- **Work required**
Please reproduce the entries that follow, keeping each word intact.

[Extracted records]
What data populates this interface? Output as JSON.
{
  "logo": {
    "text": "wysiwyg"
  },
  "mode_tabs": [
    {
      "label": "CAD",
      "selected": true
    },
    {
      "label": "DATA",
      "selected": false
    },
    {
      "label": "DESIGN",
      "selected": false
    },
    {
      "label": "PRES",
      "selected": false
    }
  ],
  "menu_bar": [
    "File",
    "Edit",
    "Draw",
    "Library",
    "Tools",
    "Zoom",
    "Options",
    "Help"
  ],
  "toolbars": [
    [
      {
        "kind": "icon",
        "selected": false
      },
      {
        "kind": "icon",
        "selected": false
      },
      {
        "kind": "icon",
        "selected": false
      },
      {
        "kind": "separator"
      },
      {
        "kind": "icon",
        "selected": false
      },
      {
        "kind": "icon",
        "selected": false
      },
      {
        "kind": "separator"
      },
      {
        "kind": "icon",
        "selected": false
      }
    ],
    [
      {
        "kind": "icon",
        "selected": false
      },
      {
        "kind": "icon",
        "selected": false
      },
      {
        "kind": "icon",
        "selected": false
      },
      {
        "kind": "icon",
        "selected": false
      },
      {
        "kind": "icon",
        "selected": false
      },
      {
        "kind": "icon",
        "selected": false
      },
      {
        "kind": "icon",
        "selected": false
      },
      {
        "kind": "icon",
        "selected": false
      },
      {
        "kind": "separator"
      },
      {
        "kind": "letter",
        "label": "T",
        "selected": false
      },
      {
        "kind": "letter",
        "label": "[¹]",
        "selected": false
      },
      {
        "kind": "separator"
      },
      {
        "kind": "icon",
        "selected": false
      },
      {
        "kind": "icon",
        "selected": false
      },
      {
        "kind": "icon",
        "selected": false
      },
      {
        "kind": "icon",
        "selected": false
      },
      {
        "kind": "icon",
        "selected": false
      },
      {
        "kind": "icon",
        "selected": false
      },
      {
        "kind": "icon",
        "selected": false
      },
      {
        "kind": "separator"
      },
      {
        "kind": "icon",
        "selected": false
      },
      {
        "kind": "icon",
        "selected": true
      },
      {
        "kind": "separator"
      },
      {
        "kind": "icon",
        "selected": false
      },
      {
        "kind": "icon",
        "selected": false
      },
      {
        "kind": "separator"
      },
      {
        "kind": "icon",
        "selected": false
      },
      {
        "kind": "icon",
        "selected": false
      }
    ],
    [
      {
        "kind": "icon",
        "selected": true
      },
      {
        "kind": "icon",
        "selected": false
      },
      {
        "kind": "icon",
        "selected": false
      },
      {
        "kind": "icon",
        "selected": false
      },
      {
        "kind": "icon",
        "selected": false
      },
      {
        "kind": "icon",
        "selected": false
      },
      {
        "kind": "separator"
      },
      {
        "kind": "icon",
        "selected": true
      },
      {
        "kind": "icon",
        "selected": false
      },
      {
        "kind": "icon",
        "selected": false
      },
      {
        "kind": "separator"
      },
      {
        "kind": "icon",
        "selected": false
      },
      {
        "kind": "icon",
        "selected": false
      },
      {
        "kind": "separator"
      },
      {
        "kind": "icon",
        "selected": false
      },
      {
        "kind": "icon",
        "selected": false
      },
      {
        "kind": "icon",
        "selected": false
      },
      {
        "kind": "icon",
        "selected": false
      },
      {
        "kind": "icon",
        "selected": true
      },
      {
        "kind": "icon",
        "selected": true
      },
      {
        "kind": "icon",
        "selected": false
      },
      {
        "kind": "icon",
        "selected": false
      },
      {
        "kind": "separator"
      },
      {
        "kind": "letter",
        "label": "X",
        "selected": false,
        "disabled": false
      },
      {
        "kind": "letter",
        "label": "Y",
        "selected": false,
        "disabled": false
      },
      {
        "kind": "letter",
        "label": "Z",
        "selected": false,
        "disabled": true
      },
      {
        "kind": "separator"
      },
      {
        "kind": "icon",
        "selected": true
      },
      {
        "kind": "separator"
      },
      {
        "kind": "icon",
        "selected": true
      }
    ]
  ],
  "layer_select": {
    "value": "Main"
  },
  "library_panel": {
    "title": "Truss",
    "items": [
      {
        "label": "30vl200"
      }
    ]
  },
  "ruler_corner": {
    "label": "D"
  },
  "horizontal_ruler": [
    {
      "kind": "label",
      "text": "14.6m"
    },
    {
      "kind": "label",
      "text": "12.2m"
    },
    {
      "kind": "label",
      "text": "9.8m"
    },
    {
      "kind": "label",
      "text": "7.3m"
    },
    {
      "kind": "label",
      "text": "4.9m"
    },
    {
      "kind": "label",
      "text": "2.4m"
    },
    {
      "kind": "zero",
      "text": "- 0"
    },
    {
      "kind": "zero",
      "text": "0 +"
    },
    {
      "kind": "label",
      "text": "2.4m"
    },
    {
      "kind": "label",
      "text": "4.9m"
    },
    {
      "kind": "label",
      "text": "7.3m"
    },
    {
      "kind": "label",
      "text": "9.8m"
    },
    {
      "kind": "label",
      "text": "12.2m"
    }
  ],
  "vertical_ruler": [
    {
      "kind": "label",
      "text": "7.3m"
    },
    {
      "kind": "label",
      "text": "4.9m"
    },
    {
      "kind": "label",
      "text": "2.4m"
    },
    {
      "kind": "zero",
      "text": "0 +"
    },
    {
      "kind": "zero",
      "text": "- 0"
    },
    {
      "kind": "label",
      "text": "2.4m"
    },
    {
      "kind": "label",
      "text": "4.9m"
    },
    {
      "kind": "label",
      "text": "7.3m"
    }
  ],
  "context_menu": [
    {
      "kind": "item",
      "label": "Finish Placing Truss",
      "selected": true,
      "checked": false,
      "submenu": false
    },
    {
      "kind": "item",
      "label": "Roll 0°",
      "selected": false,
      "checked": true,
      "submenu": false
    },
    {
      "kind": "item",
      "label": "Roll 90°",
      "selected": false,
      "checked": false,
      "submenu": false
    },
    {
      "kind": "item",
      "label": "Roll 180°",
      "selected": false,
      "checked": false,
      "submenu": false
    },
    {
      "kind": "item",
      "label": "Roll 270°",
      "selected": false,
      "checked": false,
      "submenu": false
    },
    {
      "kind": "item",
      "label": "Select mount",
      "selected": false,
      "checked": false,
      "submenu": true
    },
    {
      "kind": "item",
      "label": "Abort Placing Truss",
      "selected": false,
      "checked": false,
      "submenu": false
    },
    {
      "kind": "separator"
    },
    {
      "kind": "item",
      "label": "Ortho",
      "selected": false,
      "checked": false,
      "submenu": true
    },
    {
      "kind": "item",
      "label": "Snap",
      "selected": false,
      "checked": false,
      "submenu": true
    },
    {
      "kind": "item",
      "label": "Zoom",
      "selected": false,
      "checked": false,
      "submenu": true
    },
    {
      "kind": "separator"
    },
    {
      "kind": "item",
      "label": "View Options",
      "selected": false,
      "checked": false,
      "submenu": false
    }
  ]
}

- **Problem solution**
What data populates this interface? Output as JSON.
{
  "logo": {
    "text": "wysiwyg"
  },
  "mode_tabs": [
    {
      "label": "CAD",
      "selected": true
    },
    {
      "label": "DATA",
      "selected": false
    },
    {
      "label": "DESIGN",
      "selected": false
    },
    {
      "label": "PRES",
      "selected": false
    }
  ],
  "menu_bar": [
    "File",
    "Edit",
    "Draw",
    "Library",
    "Tools",
    "Zoom",
    "Options",
    "Help"
  ],
  "toolbars": [
    [
      {
        "kind": "icon",
        "selected": false
      },
      {
        "kind": "icon",
        "selected": false
      },
      {
        "kind": "icon",
        "selected": false
      },
      {
        "kind": "separator"
      },
      {
        "kind": "icon",
        "selected": false
      },
      {
        "kind": "icon",
        "selected": false
      },
      {
        "kind": "separator"
      },
      {
        "kind": "icon",
        "selected": false
      }
    ],
    [
      {
        "kind": "icon",
        "selected": false
      },
      {
        "kind": "icon",
        "selected": false
      },
      {
        "kind": "icon",
        "selected": false
      },
      {
        "kind": "icon",
        "selected": false
      },
      {
        "kind": "icon",
        "selected": false
      },
      {
        "kind": "icon",
        "selected": false
      },
      {
        "kind": "icon",
        "selected": false
      },
      {
        "kind": "icon",
        "selected": false
      },
      {
        "kind": "separator"
      },
      {
        "kind": "letter",
        "label": "T",
        "selected": false
      },
      {
        "kind": "letter",
        "label": "[¹]",
        "selected": false
      },
      {
        "kind": "separator"
      },
      {
        "kind": "icon",
        "selected": false
      },
      {
        "kind": "icon",
        "selected": false
      },
      {
        "kind": "icon",
        "selected": false
      },
      {
        "kind": "icon",
        "selected": false
      },
      {
        "kind": "icon",
        "selected": false
      },
      {
        "kind": "icon",
        "selected": false
      },
      {
        "kind": "icon",
        "selected": false
      },
      {
        "kind": "separator"
      },
      {
        "kind": "icon",
        "selected": false
      },
      {
        "kind": "icon",
        "selected": true
      },
      {
        "kind": "separator"
      },
      {
        "kind": "icon",
        "selected": false
      },
      {
        "kind": "icon",
        "selected": false
      },
      {
        "kind": "separator"
      },
      {
        "kind": "icon",
        "selected": false
      },
      {
        "kind": "icon",
        "selected": false
      }
    ],
    [
      {
        "kind": "icon",
        "selected": true
      },
      {
        "kind": "icon",
        "selected": false
      },
      {
        "kind": "icon",
        "selected": false
      },
      {
        "kind": "icon",
        "selected": false
      },
      {
        "kind": "icon",
        "selected": false
      },
      {
        "kind": "icon",
        "selected": false
      },
      {
        "kind": "separator"
      },
      {
        "kind": "icon",
        "selected": true
      },
      {
        "kind": "icon",
        "selected": false
      },
      {
        "kind": "icon",
        "selected": false
      },
      {
        "kind": "separator"
      },
      {
        "kind": "icon",
        "selected": false
      },
      {
        "kind": "icon",
        "selected": false
      },
      {
        "kind": "separator"
      },
      {
        "kind": "icon",
        "selected": false
      },
      {
        "kind": "icon",
        "selected": false
      },
      {
        "kind": "icon",
        "selected": false
      },
      {
        "kind": "icon",
        "selected": false
      },
      {
        "kind": "icon",
        "selected": true
      },
      {
        "kind": "icon",
        "selected": true
      },
      {
        "kind": "icon",
        "selected": false
      },
      {
        "kind": "icon",
        "selected": false
      },
      {
        "kind": "separator"
      },
      {
        "kind": "letter",
        "label": "X",
        "selected": false,
        "disabled": false
      },
      {
        "kind": "letter",
        "label": "Y",
        "selected": false,
        "disabled": false
      },
      {
        "kind": "letter",
        "label": "Z",
        "selected": false,
        "disabled": true
      },
      {
        "kind": "separator"
      },
      {
        "kind": "icon",
        "selected": true
      },
      {
        "kind": "separator"
      },
      {
        "kind": "icon",
        "selected": true
      }
    ]
  ],
  "layer_select": {
    "value": "Main"
  },
  "library_panel": {
    "title": "Truss",
    "items": [
      {
        "label": "30vl200"
      }
    ]
  },
  "ruler_corner": {
    "label": "D"
  },
  "horizontal_ruler": [
    {
      "kind": "label",
      "text": "14.6m"
    },
    {
      "kind": "label",
      "text": "12.2m"
    },
    {
      "kind": "label",
      "text": "9.8m"
    },
    {
      "kind": "label",
      "text": "7.3m"
    },
    {
      "kind": "label",
      "text": "4.9m"
    },
    {
      "kind": "label",
      "text": "2.4m"
    },
    {
      "kind": "zero",
      "text": "- 0"
    },
    {
      "kind": "zero",
      "text": "0 +"
    },
    {
      "kind": "label",
      "text": "2.4m"
    },
    {
      "kind": "label",
      "text": "4.9m"
    },
    {
      "kind": "label",
      "text": "7.3m"
    },
    {
      "kind": "label",
      "text": "9.8m"
    },
    {
      "kind": "label",
      "text": "12.2m"
    }
  ],
  "vertical_ruler": [
    {
      "kind": "label",
      "text": "7.3m"
    },
    {
      "kind": "label",
      "text": "4.9m"
    },
    {
      "kind": "label",
      "text": "2.4m"
    },
    {
      "kind": "zero",
      "text": "0 +"
    },
    {
      "kind": "zero",
      "text": "- 0"
    },
    {
      "kind": "label",
      "text": "2.4m"
    },
    {
      "kind": "label",
      "text": "4.9m"
    },
    {
      "kind": "label",
      "text": "7.3m"
    }
  ],
  "context_menu": [
    {
      "kind": "item",
      "label": "Finish Placing Truss",
      "selected": true,
      "checked": false,
      "submenu": false
    },
    {
      "kind": "item",
      "label": "Roll 0°",
      "selected": false,
      "checked": true,
      "submenu": false
    },
    {
      "kind": "item",
      "label": "Roll 90°",
      "selected": false,
      "checked": false,
      "submenu": false
    },
    {
      "kind": "item",
      "label": "Roll 180°",
      "selected": false,
      "checked": false,
      "submenu": false
    },
    {
      "kind": "item",
      "label": "Roll 270°",
      "selected": false,
      "checked": false,
      "submenu": false
    },
    {
      "kind": "item",
      "label": "Select mount",
      "selected": false,
      "checked": false,
      "submenu": true
    },
    {
      "kind": "item",
      "label": "Abort Placing Truss",
      "selected": false,
      "checked": false,
      "submenu": false
    },
    {
      "kind": "separator"
    },
    {
      "kind": "item",
      "label": "Ortho",
      "selected": false,
      "checked": false,
      "submenu": true
    },
    {
      "kind": "item",
      "label": "Snap",
      "selected": false,
      "checked": false,
      "submenu": true
    },
    {
      "kind": "item",
      "label": "Zoom",
      "selected": false,
      "checked": false,
      "submenu": true
    },
    {
      "kind": "separator"
    },
    {
      "kind": "item",
      "label": "View Options",
      "selected": false,
      "checked": false,
      "submenu": false
    }
  ]
}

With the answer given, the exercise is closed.